The girl had received bad news for the umpteenth time in the last few months. Her sobs of despair reverberated down the hall as she asked the powers that be, “What’s the point?”

“You’re the point!“ The cosmos answered in the form of a lanky young man charged with keeping order the school. “People like you are the point, “ he repeated. “Don’t you know that you all make us better?“

I smiled as I leaned my head towards the doorway to listen from my classroom. I was on standby for hugs and comfort, but my young coworker was already working his magic. And, as he elaborated on the ways our students make us better, I thought about how Thing1 and Thing2 have done that for me every day over the last 19 years.

Just before Thing1 was born, I still didn’t have a handle on my bipolar disorder. My depressive episodes sporadically threatened jobs, and manic phases spurred spending sprees and other self-destructive behavior.

But then Thing1 happened, and I knew I had to be better.

“Every day I go home after work and think about how to be better,“ my coworker said to the girl who was now listening quietly. “You do that for all of us.“

I thought of all the ways I have tried to be better for Thing1 and Thing2 over the years. I thought of the therapy I’ve sought and the examples I’ve tried to set.

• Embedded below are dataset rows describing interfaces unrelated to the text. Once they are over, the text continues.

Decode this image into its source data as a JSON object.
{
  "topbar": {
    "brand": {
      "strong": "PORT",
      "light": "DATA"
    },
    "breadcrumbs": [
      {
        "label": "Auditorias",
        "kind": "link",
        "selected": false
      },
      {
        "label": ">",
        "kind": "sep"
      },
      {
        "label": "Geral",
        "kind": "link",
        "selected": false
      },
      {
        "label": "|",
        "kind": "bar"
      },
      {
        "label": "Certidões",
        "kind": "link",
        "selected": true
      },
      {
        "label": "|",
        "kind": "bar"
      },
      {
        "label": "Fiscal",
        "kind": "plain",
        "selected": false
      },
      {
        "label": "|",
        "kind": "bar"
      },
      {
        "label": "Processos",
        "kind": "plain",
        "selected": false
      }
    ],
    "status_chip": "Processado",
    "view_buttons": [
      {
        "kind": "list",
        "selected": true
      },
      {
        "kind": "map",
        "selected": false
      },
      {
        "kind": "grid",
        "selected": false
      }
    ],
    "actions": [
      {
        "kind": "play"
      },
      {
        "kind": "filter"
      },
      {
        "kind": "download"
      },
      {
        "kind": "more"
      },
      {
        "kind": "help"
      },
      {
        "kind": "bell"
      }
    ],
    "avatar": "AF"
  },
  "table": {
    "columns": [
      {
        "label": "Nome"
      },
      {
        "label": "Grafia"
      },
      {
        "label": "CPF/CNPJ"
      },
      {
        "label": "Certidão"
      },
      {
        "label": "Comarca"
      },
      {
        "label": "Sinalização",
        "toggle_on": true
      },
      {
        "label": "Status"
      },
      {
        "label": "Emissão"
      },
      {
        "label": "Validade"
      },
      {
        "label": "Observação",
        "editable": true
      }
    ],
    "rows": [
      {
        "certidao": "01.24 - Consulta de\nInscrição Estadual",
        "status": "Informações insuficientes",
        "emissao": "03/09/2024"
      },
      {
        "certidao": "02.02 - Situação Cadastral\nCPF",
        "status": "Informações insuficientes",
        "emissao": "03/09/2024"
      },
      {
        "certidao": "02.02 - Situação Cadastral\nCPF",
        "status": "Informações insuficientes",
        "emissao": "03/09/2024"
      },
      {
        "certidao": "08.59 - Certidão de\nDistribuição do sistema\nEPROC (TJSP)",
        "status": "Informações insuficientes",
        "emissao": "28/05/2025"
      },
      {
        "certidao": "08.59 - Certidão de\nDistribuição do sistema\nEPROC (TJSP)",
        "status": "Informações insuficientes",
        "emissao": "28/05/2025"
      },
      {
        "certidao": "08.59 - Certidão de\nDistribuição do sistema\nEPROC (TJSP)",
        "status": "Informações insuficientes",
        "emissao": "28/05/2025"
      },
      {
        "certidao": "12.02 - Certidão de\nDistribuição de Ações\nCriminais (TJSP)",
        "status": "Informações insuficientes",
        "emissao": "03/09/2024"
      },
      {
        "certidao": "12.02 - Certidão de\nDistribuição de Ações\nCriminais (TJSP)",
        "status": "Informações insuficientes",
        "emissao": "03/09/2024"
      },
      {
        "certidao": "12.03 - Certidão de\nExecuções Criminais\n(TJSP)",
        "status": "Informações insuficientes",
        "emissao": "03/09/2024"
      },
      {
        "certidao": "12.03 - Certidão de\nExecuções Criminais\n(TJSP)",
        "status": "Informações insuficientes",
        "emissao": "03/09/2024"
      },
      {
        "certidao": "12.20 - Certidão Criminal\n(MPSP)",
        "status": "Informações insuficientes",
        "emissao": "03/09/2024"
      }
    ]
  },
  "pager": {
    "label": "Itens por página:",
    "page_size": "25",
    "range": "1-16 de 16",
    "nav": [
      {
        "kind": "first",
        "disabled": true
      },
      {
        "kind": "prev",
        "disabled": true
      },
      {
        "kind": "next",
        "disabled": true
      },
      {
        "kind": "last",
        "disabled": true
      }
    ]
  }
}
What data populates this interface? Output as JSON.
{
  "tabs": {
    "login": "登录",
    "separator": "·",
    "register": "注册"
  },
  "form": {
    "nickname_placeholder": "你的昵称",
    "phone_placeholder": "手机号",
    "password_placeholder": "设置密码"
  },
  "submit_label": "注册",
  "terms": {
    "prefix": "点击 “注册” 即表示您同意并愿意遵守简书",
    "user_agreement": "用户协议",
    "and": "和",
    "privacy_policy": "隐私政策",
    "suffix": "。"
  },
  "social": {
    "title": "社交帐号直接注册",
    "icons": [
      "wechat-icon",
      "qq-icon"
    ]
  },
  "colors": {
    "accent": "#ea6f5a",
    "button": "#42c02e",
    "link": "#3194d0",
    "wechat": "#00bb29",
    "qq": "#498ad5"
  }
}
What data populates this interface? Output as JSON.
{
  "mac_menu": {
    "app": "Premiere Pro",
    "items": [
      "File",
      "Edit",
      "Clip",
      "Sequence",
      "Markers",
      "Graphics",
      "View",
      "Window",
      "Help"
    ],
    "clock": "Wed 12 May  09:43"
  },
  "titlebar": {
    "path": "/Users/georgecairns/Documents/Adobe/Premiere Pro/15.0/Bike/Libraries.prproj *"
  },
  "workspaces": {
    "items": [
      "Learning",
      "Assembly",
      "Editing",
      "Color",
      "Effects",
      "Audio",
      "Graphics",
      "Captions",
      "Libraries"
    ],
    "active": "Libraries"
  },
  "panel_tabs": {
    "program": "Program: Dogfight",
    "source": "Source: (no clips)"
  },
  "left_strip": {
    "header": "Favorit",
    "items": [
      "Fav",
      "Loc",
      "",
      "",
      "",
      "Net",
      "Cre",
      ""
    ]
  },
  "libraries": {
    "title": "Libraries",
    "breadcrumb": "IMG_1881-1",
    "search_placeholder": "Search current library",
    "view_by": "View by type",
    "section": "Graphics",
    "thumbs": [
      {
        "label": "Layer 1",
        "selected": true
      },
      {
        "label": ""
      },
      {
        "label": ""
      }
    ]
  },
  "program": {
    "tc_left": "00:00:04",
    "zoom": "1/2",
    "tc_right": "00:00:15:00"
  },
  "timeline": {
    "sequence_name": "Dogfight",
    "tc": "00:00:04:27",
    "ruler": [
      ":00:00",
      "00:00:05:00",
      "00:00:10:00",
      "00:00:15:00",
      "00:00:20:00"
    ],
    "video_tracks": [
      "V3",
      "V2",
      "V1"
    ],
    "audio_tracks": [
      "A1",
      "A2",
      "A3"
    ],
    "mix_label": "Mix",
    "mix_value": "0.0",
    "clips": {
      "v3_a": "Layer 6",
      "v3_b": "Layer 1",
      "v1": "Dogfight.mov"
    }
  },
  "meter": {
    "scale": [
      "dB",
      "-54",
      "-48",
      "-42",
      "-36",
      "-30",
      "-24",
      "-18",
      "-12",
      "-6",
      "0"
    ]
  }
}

Then I thought of all the ways our students spur me to be more organized, to learn more, to be better for them. It made me smile as I thought of how no matter what we will ever do for our own kids or for the ones we take care of during the day, we will always owe them far more for every day making us a little bit better than we were the day before.